In the entries below, find the lines that include "description" and give their number as the whole reply.

Dataset rows for apps and sites
◆ ◆ ◆ ◆ ◆ ◆ ◆

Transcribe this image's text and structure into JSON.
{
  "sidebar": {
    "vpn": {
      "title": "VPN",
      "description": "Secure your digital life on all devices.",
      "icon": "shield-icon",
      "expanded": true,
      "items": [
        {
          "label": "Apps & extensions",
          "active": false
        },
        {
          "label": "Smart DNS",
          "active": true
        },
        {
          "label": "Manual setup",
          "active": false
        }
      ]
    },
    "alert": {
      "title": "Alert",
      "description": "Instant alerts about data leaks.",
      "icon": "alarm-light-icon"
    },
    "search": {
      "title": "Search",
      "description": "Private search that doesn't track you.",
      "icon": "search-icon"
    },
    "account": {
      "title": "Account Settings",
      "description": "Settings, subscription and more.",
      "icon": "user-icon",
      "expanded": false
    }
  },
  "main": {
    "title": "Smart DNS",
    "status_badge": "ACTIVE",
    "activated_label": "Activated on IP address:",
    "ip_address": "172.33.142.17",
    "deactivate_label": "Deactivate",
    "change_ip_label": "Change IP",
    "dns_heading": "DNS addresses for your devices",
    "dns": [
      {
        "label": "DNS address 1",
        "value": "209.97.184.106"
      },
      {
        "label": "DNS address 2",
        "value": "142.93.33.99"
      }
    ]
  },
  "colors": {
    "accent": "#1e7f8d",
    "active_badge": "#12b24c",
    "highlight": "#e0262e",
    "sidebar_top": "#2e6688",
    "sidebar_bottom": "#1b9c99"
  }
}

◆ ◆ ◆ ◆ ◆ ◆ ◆

-- Answer section --
4